What singles out Hannah’s touching prayer as ‘out of the ordinary’ is NOT her eloquence, but her burning conviction that in God is the answer to her medically incurable barrenness. Her trust in God has NO bounds. She is, therefore, not ashamed to weep bitterly before the LORD, Who graciously grants her plea in good time. The intensity of her faith is such that she pours out her heart before God with effortless ease.
If it were possible to have personal ties of friendship with a State Governor, lukewarm believers wouldn’t mind queuing up to wait for days and nights at a stretch before the Governor’s mansion, with determination of purpose, to make their dream come true. It is the believers’ scale of priorities that determines their personal preferences.

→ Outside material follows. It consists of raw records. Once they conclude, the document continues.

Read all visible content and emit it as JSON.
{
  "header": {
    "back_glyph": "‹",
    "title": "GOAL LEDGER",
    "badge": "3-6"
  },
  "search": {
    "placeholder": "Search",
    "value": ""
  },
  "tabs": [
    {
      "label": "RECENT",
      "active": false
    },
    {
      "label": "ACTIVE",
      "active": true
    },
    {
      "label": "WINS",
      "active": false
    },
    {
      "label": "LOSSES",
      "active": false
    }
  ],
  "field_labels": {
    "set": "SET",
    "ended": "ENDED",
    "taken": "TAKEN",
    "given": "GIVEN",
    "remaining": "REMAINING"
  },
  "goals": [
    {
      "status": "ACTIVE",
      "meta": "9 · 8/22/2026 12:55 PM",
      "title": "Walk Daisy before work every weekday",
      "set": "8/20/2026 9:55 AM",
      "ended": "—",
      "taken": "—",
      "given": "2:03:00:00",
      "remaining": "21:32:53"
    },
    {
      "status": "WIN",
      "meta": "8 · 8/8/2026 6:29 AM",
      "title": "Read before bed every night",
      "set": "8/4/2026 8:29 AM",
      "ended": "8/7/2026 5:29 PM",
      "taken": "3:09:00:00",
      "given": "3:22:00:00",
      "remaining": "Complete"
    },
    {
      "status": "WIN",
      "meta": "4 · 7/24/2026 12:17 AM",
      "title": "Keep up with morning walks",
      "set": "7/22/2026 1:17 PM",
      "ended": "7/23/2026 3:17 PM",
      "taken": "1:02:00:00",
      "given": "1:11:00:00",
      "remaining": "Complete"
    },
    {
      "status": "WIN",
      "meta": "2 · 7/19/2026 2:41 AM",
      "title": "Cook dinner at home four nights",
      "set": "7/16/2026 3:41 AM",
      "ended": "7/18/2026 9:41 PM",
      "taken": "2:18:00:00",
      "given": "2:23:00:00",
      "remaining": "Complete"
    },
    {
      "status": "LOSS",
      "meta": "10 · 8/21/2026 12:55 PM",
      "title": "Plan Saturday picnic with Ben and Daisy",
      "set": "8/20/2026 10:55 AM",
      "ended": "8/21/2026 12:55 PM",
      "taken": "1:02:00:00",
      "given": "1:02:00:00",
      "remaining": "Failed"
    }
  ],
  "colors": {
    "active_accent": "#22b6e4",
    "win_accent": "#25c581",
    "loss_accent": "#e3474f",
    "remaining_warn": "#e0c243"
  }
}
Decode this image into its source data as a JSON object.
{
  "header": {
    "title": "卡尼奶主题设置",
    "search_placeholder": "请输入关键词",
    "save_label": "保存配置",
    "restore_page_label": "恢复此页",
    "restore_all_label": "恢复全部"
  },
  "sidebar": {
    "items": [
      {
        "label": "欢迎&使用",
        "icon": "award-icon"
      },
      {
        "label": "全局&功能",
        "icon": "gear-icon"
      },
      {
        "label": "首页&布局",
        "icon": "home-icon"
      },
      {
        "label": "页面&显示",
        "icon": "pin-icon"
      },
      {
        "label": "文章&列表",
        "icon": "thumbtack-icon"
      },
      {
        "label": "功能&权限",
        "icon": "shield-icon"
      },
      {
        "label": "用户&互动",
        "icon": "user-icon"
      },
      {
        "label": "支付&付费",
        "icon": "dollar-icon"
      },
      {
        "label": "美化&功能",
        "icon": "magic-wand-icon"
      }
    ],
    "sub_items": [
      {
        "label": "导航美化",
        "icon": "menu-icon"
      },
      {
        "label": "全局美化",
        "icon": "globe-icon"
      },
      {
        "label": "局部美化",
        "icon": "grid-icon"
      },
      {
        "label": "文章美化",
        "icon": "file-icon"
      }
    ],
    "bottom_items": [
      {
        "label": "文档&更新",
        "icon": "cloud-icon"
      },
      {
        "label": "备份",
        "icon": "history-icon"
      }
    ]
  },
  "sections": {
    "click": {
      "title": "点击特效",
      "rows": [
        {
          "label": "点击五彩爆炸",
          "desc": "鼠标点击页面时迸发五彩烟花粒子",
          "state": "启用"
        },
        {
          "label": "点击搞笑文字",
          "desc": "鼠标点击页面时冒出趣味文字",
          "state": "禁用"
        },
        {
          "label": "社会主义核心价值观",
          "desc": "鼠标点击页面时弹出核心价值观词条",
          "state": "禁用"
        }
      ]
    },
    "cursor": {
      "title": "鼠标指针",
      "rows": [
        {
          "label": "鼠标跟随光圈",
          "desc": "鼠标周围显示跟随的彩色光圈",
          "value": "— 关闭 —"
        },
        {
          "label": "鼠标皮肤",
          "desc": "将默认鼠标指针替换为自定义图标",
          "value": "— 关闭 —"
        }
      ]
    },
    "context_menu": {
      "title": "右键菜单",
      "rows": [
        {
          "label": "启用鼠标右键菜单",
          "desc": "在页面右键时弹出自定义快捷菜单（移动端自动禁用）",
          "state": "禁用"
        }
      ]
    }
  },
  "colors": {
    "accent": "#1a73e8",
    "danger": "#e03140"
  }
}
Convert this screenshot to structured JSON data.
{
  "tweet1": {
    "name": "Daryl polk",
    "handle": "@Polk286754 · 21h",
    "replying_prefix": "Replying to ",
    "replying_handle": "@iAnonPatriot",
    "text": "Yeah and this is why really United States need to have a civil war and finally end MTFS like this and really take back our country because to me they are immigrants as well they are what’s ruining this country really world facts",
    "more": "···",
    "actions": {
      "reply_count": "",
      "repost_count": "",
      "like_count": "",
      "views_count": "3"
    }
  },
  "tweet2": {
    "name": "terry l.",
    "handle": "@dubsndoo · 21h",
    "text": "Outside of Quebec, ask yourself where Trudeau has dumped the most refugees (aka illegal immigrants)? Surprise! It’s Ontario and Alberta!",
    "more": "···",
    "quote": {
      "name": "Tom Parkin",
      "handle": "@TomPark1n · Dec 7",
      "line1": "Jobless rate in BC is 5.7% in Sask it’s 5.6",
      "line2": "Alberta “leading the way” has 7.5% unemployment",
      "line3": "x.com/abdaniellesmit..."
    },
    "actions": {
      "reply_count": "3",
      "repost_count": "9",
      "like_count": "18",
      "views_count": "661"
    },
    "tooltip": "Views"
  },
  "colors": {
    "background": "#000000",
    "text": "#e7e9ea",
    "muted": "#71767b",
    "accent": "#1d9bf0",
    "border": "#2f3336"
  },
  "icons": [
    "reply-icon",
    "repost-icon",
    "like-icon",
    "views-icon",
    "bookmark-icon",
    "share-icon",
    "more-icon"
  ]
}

Unless drawn by God the Father, no believer can ever turn to God the Son, in spiritual hunger and thirst, for being eternally blessed.
The disposition to bless others in prayer is a God-given spiritual gift. Believers cannot have this gift unless they persistently CLAIM it in prayer, and RECEIVE it in faith. As James, our Lord’s brother, puts it: “You do not have, because you do not ask.” Blessing others habitually in prayer is crucial to a victorious abundant life in Christ Jesus. Just as one who waters will oneself be watered, one who blesses others in prayer will oneself be blessed. Psalm 109:17 bears out this truth very clearly. “He loved to curse; let curses come on him! He did not like blessing; may it be far from him!”
When we invoke God’s blessings on others in Jesus’ name, our prayer is called ‘vicarious prayer’. Vicarious prayer may be said in privacy at home or elsewhere. The effectiveness of vicarious prayer depends on two factors – (i) Visualization and (ii) Empathizing. Visualization means seeing with the heart’s eyes the face(s) of those we are praying for, and the heavenly outpouring of desired blessings on them. On the other hand, empathizing is identifying ourselves with those being prayed for and with their plight. Vicarious prayer on behalf of the children and the youth of our Church is to empower them to fulfill God’s plan and purpose for their lives. Likewise, vicarious prayer is also to be said for ALL parents in our Church, and especially for those in distress, and in need of comfort, healing or employment.
Anticipating the present age we live in, Jesus affirms: “And because wickedness is multiplied, most men’s love will grow cold.” (Mt. 24:12) Further, He forebodingly points to the present generation as follows: “Nevertheless, when the Son of man comes, will He find faith on earth?” (Lk. 18:8) St. Paul elaborates on it by adding that men will be “lovers of self, lovers of money,” … … and “lovers of pleasure rather than lovers of God,” while holding the form of religion, but denying its power. (2 Tim. 3:2-5) In such a LOVELESS AND FAITHLESS AGE, prayer can ONLY be about oneself, one’s spouse and children and the nearest of one’s kith and kin. But a Church of ‘ONE ACCORD’ cannot evolve from such self-centered prayers. ‘One accord’ is the offshoot of BIFOCAL prayer that invokes blessings not only ON SELF, but also ON ALL OTHERS in the Church collectively.
I CONCLUDE with the sincere prayer, may the Compassionate Lord’s consolations cheer our souls when the cares of our hearts are many.